# Task description
Please return the lines of the data that contain "Niveaux".

# Extracted data
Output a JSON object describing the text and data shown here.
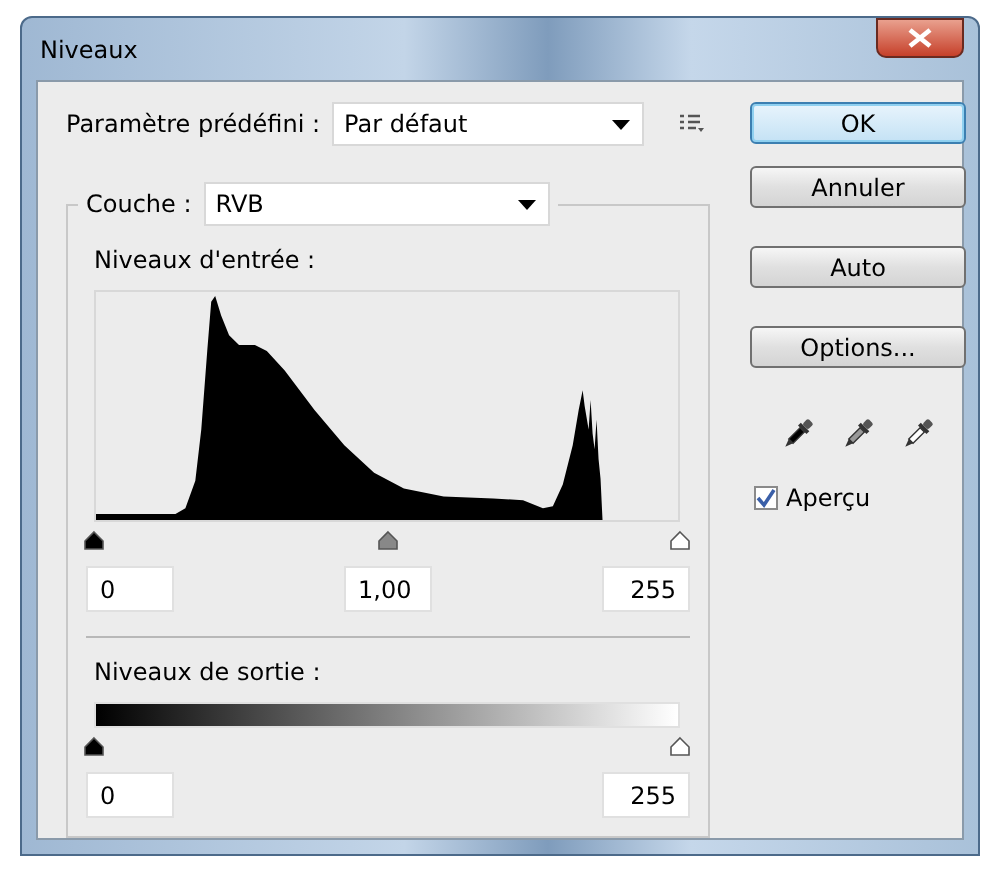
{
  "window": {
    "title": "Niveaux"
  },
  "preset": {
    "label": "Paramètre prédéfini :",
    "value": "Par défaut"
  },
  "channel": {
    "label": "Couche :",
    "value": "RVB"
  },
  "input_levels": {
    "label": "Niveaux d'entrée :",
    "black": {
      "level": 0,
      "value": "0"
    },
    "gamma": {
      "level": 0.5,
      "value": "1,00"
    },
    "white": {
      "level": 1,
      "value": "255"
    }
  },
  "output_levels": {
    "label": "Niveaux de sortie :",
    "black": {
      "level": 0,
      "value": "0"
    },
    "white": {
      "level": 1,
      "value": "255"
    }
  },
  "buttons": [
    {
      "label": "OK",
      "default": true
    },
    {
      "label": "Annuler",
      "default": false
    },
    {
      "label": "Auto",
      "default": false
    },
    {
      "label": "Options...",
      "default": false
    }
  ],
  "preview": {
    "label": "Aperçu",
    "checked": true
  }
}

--

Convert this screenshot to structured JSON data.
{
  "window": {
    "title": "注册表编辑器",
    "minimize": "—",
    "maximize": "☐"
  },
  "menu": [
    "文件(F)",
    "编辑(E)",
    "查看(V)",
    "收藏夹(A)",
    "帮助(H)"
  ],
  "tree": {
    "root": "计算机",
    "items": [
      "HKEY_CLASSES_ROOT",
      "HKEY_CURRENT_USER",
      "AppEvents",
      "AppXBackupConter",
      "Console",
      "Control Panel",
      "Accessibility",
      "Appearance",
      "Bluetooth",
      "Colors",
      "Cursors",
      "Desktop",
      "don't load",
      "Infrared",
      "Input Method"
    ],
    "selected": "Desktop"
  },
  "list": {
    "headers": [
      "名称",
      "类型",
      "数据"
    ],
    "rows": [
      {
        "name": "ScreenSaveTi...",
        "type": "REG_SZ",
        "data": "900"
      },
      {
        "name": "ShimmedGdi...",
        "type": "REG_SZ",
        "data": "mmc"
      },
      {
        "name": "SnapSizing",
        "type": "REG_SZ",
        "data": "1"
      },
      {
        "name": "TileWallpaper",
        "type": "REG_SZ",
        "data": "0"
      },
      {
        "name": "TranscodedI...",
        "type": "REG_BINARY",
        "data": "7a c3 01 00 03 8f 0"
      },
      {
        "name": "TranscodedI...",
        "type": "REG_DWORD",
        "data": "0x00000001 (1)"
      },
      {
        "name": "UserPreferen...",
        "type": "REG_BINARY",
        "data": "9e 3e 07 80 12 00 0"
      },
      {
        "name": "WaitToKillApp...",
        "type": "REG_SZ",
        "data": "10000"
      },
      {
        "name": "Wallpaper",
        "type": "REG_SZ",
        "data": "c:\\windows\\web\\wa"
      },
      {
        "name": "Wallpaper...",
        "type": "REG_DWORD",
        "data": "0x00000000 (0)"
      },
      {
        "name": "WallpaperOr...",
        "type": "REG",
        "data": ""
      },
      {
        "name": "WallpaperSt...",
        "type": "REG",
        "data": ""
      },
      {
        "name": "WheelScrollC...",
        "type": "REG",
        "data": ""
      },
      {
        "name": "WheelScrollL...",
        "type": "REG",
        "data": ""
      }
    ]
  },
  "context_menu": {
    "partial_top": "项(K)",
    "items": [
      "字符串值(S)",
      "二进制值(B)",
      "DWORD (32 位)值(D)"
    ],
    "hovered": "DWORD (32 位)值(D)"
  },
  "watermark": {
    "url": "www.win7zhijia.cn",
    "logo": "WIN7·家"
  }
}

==

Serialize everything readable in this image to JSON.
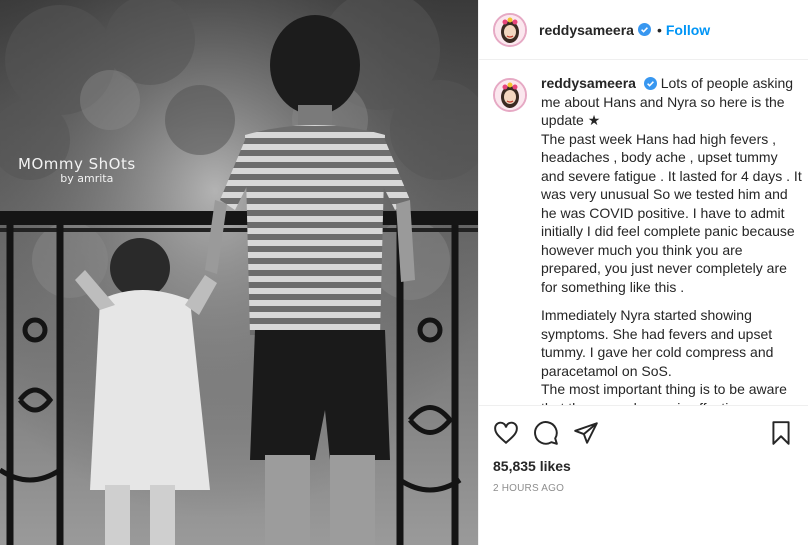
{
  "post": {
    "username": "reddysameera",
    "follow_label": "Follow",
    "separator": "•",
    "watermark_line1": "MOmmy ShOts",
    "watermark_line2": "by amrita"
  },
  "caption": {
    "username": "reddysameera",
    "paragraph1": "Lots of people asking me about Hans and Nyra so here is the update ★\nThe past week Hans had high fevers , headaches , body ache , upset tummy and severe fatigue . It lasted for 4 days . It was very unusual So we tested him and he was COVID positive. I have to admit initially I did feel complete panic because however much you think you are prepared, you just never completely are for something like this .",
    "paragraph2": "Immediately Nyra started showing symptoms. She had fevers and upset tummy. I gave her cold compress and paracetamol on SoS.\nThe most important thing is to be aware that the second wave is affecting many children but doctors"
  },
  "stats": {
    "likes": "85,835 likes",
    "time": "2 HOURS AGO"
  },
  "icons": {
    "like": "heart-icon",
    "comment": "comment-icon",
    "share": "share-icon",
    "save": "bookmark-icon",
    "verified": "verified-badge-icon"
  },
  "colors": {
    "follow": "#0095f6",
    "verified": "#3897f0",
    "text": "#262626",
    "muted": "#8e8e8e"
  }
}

# Output for this exercise
    "title": "Niveaux"
    "label": "Niveaux d'entrée :",
    "label": "Niveaux de sortie :",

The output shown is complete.